According to court documents, a Florida real estate licensee has filed a class action lawsuit1, alleging that Zillow violated the 22-year old Telephone Consumer Protection Act (TCPA) which forbids any autodialer calls to cell phones.
Filed in the U.S. District Court, Southern District of Florida, the Plaintiff alleges that Zillow did not have prior express consent to use automated phone dialing systems to telemarket to her and other Realtors, and that she had no pre-existing relationship with Zillow, nor did she give permission for the company to contact her.
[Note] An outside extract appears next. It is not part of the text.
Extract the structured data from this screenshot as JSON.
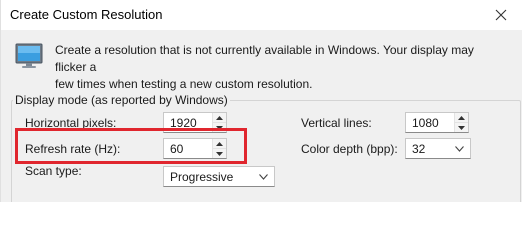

Allegations also point to Zillow calling individuals on the National Do Not Call Registry, therefore, the lawsuit is suing on behalf of all real estate licensees in the State of Florida whose cell phones were contacted using an autodialer, as well as licensees who were also on the DNC Registry who, within the four years before the filing received more than one telemarketing call within any 12-month period from, or on behalf of, Zillow offering its services.
The suit alleges there are hundreds, perhaps thousands of real estate licensees in Florida impacted, and in cases of this nature, the inevitable likely next step is that all licensees in the state will receive letters in the mail asking if they were either contacted by Zillow while on the DNC Registry, or whose cell phones were called by autodialers.
The Plaintiff has requested a trial by jury, and relief sought includes injunctive relief to bar future TCPA violations, statutory damages, attorney’s fees, and any other rewards the Court deems just and proper.
The real estate industry is well trained to observe the TCPA, and if true, it could be seen as a cruel irony that cold calling has been a terrifying minefield for agents, but they are the subject of having their own rights violated.